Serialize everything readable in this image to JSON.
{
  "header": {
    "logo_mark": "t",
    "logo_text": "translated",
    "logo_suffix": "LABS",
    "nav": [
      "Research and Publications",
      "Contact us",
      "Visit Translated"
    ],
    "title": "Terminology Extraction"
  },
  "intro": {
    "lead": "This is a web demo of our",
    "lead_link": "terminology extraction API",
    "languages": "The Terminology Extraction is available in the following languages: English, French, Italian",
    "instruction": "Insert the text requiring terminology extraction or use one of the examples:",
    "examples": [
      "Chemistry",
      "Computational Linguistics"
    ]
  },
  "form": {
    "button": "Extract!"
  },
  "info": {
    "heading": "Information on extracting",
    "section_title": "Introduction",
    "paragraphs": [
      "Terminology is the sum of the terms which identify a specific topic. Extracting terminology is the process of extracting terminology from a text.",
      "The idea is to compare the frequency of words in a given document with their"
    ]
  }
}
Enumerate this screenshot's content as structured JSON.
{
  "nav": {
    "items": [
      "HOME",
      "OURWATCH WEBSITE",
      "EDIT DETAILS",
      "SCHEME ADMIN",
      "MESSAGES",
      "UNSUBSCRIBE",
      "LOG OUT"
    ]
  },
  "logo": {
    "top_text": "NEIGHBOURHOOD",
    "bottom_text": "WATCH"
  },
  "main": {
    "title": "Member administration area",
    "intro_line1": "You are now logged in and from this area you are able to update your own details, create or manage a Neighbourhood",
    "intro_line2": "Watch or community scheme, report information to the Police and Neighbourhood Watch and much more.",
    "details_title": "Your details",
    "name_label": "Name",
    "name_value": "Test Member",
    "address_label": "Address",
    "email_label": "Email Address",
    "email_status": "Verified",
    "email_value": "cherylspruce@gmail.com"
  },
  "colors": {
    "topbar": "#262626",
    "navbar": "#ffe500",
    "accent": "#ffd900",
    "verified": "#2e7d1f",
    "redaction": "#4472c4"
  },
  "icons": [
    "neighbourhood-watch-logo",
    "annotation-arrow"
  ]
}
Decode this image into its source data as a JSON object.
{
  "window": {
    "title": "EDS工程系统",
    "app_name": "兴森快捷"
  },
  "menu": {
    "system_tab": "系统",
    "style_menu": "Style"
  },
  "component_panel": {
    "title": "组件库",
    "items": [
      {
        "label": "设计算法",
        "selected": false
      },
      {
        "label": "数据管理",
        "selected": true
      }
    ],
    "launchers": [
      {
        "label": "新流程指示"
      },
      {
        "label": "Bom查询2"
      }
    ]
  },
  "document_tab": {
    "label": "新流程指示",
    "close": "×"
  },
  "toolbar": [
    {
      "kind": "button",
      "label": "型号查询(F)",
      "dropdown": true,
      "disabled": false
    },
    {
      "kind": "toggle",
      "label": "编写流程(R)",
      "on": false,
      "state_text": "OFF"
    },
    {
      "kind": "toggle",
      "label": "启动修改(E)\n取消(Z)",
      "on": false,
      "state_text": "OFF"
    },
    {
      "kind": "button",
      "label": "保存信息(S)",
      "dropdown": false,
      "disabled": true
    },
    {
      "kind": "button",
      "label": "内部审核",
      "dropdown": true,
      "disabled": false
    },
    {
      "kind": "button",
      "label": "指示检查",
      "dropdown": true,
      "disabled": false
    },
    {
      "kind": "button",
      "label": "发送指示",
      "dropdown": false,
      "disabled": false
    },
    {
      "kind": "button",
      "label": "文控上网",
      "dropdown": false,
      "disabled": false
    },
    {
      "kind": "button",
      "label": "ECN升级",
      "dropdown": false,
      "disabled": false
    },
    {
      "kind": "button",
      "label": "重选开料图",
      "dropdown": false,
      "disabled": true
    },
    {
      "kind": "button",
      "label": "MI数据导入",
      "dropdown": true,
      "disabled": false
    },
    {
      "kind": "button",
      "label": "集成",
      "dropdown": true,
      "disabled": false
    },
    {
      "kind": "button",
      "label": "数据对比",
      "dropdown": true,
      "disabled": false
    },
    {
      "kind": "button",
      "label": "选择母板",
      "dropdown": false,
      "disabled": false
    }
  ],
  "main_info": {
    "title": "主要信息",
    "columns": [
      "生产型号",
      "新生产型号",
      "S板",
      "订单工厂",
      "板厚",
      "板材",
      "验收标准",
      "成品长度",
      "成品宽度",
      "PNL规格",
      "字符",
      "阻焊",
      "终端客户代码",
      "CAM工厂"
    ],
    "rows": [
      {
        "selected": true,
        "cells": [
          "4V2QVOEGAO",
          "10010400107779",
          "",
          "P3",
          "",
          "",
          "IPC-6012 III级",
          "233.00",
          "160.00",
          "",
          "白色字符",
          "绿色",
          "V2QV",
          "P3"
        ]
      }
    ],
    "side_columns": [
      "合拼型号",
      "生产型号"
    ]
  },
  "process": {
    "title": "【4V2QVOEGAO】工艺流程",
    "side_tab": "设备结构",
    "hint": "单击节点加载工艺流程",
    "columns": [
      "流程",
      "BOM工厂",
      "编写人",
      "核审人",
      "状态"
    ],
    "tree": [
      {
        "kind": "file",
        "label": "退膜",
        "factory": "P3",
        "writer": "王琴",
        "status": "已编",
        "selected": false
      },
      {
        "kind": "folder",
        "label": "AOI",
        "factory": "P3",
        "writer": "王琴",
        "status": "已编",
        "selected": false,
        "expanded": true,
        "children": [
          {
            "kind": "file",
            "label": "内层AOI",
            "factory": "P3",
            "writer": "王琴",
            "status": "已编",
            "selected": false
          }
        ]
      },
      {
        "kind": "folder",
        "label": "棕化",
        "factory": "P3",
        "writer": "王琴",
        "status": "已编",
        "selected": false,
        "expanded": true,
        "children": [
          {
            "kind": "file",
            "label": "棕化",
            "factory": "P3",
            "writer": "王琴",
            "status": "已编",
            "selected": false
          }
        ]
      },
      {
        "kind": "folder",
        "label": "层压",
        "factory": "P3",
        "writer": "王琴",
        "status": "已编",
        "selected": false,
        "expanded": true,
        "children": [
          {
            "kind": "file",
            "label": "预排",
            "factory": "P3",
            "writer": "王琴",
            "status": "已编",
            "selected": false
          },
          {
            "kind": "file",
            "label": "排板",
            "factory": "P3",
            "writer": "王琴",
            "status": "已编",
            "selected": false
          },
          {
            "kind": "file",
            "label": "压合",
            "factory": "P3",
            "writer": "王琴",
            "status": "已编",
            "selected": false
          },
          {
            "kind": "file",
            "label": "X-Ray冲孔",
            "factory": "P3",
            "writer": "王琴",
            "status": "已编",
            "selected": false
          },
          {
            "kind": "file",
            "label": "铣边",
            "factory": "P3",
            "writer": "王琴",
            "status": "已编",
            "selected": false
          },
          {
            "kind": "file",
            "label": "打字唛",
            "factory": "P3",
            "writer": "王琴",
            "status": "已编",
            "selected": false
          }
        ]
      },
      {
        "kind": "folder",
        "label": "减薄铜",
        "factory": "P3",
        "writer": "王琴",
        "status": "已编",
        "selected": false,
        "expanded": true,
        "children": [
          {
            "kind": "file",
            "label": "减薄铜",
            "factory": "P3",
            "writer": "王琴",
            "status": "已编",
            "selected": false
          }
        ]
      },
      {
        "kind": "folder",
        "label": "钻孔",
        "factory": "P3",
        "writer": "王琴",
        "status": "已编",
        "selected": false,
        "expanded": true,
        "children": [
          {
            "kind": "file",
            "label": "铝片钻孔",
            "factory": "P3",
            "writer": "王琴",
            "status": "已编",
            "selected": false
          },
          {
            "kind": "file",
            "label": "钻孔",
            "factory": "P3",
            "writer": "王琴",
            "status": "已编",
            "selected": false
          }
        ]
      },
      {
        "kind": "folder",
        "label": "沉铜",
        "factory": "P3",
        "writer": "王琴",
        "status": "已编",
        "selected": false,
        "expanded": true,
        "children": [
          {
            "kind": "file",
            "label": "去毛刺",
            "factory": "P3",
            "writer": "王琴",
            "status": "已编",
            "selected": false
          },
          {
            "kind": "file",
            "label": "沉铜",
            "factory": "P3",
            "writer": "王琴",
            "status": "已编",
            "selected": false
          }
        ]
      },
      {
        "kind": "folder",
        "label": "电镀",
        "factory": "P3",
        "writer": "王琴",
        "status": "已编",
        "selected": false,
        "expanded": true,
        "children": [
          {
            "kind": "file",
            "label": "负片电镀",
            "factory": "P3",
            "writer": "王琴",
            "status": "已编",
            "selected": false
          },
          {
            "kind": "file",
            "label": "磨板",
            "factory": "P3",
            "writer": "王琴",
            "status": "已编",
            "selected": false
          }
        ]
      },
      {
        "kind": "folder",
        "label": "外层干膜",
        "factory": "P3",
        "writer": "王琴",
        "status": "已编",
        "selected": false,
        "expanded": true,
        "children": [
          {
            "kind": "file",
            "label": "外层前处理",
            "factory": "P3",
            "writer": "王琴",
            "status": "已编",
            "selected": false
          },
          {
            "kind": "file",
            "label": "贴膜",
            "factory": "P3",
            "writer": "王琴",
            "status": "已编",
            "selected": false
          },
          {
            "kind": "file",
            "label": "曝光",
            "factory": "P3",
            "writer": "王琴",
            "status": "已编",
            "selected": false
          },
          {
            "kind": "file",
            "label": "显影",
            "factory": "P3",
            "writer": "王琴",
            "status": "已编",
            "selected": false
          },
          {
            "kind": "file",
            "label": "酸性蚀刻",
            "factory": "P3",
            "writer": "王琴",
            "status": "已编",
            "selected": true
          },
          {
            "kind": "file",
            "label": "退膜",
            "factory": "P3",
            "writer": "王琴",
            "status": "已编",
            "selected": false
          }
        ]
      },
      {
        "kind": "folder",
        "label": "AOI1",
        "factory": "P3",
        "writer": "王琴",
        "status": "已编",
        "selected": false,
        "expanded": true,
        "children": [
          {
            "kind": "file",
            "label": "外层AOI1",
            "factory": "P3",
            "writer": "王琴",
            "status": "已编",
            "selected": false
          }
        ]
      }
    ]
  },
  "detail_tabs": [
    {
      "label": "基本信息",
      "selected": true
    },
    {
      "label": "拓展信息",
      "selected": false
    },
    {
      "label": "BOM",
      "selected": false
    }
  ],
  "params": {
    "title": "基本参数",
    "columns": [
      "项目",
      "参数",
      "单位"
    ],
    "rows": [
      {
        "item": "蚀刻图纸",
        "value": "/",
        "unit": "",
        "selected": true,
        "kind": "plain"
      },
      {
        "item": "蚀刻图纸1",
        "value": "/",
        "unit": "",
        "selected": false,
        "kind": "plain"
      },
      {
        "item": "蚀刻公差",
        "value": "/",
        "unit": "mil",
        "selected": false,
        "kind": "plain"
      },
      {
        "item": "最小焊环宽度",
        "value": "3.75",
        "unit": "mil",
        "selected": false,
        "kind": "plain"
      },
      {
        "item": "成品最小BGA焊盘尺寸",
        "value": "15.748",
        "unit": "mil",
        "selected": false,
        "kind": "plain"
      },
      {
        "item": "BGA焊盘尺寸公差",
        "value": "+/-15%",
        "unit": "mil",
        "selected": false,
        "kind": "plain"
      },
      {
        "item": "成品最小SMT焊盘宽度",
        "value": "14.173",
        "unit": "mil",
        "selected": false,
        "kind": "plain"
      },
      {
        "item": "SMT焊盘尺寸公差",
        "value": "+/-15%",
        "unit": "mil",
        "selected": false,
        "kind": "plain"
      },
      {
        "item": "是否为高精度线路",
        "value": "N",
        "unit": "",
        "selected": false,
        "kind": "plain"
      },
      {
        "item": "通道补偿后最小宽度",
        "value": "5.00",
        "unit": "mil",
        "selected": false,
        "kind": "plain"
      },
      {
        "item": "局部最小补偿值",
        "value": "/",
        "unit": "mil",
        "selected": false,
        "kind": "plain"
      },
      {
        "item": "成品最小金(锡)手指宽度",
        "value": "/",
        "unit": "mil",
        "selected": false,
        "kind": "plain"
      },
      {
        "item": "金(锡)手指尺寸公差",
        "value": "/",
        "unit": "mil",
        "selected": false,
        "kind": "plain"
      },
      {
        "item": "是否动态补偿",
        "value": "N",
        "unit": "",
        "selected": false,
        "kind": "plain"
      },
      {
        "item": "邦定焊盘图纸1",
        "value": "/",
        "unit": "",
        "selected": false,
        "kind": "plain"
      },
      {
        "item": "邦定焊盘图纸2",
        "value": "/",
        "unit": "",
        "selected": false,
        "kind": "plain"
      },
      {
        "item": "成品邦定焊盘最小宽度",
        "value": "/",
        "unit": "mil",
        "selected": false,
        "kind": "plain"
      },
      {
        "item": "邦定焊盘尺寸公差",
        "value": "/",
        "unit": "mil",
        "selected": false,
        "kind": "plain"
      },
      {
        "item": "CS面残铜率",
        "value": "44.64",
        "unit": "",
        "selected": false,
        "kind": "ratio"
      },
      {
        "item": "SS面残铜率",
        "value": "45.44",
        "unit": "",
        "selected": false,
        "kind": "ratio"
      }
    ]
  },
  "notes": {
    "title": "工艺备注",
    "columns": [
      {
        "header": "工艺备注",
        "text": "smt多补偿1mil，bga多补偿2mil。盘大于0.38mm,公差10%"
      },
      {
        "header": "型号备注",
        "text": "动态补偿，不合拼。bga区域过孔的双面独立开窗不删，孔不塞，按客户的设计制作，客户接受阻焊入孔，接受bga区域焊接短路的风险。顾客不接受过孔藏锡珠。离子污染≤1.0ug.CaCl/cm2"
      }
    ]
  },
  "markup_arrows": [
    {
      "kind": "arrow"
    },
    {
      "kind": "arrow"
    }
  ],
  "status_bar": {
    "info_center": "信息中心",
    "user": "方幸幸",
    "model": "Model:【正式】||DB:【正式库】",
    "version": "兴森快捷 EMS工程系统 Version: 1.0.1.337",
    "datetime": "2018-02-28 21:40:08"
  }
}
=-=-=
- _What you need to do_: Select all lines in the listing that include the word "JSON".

- _Task solution_:
Serialize everything readable in this image to JSON.
Enumerate this screenshot's content as structured JSON.
Decode this image into its source data as a JSON object.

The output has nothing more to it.